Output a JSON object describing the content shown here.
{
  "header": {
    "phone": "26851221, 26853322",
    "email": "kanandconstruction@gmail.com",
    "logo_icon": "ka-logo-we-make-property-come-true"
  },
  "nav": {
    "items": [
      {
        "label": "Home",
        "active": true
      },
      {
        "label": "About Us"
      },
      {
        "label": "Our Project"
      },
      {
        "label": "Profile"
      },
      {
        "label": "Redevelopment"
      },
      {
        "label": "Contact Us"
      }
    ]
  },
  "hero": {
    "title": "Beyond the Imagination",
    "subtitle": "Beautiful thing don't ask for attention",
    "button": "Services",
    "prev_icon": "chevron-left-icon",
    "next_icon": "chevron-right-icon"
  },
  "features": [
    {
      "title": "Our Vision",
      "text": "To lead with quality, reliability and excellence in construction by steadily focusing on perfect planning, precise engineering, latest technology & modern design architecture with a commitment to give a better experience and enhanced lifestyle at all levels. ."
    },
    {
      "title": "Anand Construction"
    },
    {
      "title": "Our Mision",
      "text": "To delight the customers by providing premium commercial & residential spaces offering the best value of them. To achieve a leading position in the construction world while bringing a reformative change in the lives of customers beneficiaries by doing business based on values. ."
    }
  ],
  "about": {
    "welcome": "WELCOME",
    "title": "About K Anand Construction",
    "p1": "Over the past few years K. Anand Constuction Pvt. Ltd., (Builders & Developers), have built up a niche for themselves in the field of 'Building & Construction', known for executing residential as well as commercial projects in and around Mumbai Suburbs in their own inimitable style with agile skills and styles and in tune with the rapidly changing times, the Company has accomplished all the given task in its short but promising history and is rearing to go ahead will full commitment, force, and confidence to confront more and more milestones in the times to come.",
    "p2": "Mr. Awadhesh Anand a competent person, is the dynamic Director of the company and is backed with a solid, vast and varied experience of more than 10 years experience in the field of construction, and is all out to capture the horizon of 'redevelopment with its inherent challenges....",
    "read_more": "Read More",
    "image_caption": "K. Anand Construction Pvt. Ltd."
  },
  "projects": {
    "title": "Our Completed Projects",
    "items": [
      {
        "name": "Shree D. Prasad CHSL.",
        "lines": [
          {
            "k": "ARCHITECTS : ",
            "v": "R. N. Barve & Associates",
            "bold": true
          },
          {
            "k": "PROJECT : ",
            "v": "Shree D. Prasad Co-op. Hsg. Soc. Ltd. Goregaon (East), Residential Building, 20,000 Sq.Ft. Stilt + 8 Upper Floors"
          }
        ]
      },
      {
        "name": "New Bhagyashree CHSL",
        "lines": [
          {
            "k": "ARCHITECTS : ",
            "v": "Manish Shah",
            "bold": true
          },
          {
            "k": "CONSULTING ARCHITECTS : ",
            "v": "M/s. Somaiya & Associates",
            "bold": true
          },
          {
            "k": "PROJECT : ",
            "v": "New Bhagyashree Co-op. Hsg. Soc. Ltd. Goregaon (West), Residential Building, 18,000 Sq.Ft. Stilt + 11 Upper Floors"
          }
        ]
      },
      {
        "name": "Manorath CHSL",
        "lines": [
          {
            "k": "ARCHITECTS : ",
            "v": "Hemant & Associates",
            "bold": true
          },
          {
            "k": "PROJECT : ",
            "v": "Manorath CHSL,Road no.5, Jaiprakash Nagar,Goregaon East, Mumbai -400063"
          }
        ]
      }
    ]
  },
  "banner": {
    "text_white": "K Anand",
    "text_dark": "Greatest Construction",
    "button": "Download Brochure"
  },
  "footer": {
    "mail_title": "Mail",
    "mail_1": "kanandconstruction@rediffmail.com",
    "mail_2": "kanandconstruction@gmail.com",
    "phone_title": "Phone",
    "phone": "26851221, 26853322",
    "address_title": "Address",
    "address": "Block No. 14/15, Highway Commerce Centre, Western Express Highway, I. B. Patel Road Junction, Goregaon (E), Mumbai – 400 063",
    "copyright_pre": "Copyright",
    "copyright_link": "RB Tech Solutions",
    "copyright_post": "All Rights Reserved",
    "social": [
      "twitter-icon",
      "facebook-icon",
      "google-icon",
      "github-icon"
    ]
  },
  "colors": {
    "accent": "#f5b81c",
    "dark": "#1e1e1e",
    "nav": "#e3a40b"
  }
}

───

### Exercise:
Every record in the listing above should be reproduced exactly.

### Answer section:
Output a JSON object describing the content shown here.
{
  "header": {
    "phone": "26851221, 26853322",
    "email": "kanandconstruction@gmail.com",
    "logo_icon": "ka-logo-we-make-property-come-true"
  },
  "nav": {
    "items": [
      {
        "label": "Home",
        "active": true
      },
      {
        "label": "About Us"
      },
      {
        "label": "Our Project"
      },
      {
        "label": "Profile"
      },
      {
        "label": "Redevelopment"
      },
      {
        "label": "Contact Us"
      }
    ]
  },
  "hero": {
    "title": "Beyond the Imagination",
    "subtitle": "Beautiful thing don't ask for attention",
    "button": "Services",
    "prev_icon": "chevron-left-icon",
    "next_icon": "chevron-right-icon"
  },
  "features": [
    {
      "title": "Our Vision",
      "text": "To lead with quality, reliability and excellence in construction by steadily focusing on perfect planning, precise engineering, latest technology & modern design architecture with a commitment to give a better experience and enhanced lifestyle at all levels. ."
    },
    {
      "title": "Anand Construction"
    },
    {
      "title": "Our Mision",
      "text": "To delight the customers by providing premium commercial & residential spaces offering the best value of them. To achieve a leading position in the construction world while bringing a reformative change in the lives of customers beneficiaries by doing business based on values. ."
    }
  ],
  "about": {
    "welcome": "WELCOME",
    "title": "About K Anand Construction",
    "p1": "Over the past few years K. Anand Constuction Pvt. Ltd., (Builders & Developers), have built up a niche for themselves in the field of 'Building & Construction', known for executing residential as well as commercial projects in and around Mumbai Suburbs in their own inimitable style with agile skills and styles and in tune with the rapidly changing times, the Company has accomplished all the given task in its short but promising history and is rearing to go ahead will full commitment, force, and confidence to confront more and more milestones in the times to come.",
    "p2": "Mr. Awadhesh Anand a competent person, is the dynamic Director of the company and is backed with a solid, vast and varied experience of more than 10 years experience in the field of construction, and is all out to capture the horizon of 'redevelopment with its inherent challenges....",
    "read_more": "Read More",
    "image_caption": "K. Anand Construction Pvt. Ltd."
  },
  "projects": {
    "title": "Our Completed Projects",
    "items": [
      {
        "name": "Shree D. Prasad CHSL.",
        "lines": [
          {
            "k": "ARCHITECTS : ",
            "v": "R. N. Barve & Associates",
            "bold": true
          },
          {
            "k": "PROJECT : ",
            "v": "Shree D. Prasad Co-op. Hsg. Soc. Ltd. Goregaon (East), Residential Building, 20,000 Sq.Ft. Stilt + 8 Upper Floors"
          }
        ]
      },
      {
        "name": "New Bhagyashree CHSL",
        "lines": [
          {
            "k": "ARCHITECTS : ",
            "v": "Manish Shah",
            "bold": true
          },
          {
            "k": "CONSULTING ARCHITECTS : ",
            "v": "M/s. Somaiya & Associates",
            "bold": true
          },
          {
            "k": "PROJECT : ",
            "v": "New Bhagyashree Co-op. Hsg. Soc. Ltd. Goregaon (West), Residential Building, 18,000 Sq.Ft. Stilt + 11 Upper Floors"
          }
        ]
      },
      {
        "name": "Manorath CHSL",
        "lines": [
          {
            "k": "ARCHITECTS : ",
            "v": "Hemant & Associates",
            "bold": true
          },
          {
            "k": "PROJECT : ",
            "v": "Manorath CHSL,Road no.5, Jaiprakash Nagar,Goregaon East, Mumbai -400063"
          }
        ]
      }
    ]
  },
  "banner": {
    "text_white": "K Anand",
    "text_dark": "Greatest Construction",
    "button": "Download Brochure"
  },
  "footer": {
    "mail_title": "Mail",
    "mail_1": "kanandconstruction@rediffmail.com",
    "mail_2": "kanandconstruction@gmail.com",
    "phone_title": "Phone",
    "phone": "26851221, 26853322",
    "address_title": "Address",
    "address": "Block No. 14/15, Highway Commerce Centre, Western Express Highway, I. B. Patel Road Junction, Goregaon (E), Mumbai – 400 063",
    "copyright_pre": "Copyright",
    "copyright_link": "RB Tech Solutions",
    "copyright_post": "All Rights Reserved",
    "social": [
      "twitter-icon",
      "facebook-icon",
      "google-icon",
      "github-icon"
    ]
  },
  "colors": {
    "accent": "#f5b81c",
    "dark": "#1e1e1e",
    "nav": "#e3a40b"
  }
}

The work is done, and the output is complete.